* PROBLEM TO WORK ON:
If a line below includes the string "unbekannt", copy it.

####

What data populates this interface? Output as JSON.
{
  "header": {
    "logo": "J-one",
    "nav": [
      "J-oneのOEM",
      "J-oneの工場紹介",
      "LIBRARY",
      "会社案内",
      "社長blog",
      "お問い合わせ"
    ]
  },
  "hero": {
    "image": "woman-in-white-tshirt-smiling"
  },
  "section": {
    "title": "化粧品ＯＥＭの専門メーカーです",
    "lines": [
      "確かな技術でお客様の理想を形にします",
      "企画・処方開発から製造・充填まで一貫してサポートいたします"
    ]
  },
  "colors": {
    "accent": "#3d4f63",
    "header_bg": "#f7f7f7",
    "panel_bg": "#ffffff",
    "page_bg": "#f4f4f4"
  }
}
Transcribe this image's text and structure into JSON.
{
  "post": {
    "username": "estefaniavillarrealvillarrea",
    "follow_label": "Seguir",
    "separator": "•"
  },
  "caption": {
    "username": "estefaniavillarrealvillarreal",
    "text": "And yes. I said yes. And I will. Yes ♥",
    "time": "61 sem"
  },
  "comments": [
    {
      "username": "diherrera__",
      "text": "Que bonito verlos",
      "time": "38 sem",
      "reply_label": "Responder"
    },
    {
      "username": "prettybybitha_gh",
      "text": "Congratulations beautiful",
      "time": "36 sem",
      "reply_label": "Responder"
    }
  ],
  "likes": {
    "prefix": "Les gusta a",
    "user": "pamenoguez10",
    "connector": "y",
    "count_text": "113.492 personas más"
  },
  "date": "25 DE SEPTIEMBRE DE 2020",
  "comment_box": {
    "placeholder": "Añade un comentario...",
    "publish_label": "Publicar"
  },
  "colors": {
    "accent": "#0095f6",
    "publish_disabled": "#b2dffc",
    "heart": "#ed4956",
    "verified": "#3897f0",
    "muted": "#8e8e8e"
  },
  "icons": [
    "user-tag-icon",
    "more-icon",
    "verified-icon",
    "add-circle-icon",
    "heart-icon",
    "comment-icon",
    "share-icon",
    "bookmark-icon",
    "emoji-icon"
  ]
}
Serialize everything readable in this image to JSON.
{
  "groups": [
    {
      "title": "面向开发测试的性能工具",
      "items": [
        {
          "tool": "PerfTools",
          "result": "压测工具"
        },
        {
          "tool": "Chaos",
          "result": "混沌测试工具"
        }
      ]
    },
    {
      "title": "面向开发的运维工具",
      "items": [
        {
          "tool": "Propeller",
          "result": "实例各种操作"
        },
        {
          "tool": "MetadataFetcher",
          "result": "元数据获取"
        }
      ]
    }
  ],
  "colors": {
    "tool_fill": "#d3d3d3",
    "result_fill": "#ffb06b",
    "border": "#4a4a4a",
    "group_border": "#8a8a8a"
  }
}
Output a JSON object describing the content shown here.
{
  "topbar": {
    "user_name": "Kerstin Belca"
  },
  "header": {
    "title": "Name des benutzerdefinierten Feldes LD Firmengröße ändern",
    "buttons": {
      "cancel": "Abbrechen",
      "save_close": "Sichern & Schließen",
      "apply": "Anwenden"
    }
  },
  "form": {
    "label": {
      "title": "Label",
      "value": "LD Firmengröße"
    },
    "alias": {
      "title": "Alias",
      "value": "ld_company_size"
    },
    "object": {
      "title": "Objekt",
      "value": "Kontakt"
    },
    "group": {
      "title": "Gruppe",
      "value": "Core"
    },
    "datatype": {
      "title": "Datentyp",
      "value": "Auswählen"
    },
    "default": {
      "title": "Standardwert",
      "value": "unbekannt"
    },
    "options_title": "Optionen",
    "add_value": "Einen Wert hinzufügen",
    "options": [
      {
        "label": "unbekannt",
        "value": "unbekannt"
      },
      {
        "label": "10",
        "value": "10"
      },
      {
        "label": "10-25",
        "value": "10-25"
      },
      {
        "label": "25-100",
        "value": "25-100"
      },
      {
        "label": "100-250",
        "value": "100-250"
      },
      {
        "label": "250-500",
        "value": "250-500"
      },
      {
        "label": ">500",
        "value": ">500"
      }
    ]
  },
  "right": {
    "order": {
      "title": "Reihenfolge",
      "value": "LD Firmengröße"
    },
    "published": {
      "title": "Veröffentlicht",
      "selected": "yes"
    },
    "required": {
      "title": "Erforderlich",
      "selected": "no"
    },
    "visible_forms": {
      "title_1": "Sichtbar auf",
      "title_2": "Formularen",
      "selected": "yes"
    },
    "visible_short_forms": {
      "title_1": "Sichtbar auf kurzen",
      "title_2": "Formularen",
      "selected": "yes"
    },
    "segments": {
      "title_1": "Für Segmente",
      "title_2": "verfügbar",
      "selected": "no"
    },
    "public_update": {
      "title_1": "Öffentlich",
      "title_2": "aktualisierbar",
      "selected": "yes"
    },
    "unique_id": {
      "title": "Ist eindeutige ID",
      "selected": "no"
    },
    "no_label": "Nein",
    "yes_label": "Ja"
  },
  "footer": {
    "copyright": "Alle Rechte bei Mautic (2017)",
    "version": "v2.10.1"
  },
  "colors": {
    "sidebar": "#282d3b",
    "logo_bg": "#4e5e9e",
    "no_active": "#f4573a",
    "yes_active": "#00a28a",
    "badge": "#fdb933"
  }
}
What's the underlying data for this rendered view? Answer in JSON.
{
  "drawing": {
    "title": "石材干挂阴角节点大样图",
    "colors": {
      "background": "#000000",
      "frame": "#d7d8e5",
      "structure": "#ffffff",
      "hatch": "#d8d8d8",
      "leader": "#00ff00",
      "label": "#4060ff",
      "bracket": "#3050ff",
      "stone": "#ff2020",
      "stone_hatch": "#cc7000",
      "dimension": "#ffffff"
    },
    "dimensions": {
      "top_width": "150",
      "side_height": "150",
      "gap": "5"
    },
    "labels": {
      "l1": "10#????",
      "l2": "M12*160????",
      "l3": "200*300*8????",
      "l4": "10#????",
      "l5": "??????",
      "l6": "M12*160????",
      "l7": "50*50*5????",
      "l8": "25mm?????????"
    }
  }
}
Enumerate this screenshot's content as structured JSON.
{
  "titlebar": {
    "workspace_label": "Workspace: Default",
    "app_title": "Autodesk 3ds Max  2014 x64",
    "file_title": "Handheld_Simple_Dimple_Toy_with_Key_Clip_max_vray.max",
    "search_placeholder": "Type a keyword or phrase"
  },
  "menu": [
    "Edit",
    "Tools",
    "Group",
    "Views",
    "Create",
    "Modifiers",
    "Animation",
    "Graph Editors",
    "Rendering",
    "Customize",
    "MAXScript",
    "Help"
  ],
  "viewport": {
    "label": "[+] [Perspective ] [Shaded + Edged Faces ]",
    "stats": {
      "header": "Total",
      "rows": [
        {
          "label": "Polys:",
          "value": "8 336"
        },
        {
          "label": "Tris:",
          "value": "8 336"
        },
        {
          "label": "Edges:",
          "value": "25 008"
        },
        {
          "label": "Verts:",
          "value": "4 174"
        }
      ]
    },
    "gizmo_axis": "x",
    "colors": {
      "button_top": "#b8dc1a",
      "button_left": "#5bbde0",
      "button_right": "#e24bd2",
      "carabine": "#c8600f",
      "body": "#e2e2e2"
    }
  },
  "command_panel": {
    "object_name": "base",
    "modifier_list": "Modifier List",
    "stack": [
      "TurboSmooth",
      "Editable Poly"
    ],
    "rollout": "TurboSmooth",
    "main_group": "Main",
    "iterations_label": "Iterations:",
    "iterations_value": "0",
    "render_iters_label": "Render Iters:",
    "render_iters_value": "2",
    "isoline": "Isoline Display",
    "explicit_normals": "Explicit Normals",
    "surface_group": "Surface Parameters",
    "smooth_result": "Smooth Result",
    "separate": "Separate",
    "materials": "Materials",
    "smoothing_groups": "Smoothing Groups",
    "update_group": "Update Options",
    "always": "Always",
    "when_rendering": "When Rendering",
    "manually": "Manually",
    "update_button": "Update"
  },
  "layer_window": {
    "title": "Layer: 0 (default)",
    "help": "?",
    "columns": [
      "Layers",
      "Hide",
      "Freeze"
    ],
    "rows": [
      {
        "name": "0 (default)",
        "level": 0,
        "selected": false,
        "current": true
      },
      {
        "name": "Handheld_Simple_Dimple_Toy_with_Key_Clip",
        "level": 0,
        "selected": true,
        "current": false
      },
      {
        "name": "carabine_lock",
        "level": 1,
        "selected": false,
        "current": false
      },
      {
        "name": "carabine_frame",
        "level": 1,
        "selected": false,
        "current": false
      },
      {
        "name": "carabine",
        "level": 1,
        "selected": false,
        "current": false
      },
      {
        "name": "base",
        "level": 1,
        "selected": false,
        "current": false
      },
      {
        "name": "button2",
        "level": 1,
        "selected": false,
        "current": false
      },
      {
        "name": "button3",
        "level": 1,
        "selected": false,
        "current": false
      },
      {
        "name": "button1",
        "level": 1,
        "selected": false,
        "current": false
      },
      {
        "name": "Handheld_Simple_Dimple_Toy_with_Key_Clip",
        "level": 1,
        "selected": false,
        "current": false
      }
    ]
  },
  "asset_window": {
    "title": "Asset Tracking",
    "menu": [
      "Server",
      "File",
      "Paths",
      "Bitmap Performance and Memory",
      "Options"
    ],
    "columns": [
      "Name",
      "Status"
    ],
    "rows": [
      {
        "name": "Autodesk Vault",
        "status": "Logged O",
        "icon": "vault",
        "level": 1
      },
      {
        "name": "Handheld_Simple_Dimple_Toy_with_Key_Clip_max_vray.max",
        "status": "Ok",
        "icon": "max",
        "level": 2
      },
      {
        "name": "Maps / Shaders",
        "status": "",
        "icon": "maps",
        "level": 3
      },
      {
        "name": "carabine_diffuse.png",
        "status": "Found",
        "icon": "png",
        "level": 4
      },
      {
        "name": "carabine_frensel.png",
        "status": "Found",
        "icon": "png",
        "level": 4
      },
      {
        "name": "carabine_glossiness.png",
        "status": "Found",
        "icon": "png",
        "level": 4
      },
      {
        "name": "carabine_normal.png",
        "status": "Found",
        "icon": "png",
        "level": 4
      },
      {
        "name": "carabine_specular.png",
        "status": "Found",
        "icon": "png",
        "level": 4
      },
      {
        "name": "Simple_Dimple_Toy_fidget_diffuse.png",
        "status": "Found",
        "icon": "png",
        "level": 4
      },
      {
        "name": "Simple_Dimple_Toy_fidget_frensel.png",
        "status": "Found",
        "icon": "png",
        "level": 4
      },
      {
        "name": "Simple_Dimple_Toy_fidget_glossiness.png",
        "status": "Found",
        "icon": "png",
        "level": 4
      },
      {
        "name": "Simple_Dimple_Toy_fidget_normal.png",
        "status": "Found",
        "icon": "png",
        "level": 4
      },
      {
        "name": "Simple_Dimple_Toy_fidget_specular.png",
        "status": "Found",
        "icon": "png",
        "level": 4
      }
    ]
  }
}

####

* EXERCISE SOLUTION:
      "value": "unbekannt"
        "label": "unbekannt",
        "value": "unbekannt"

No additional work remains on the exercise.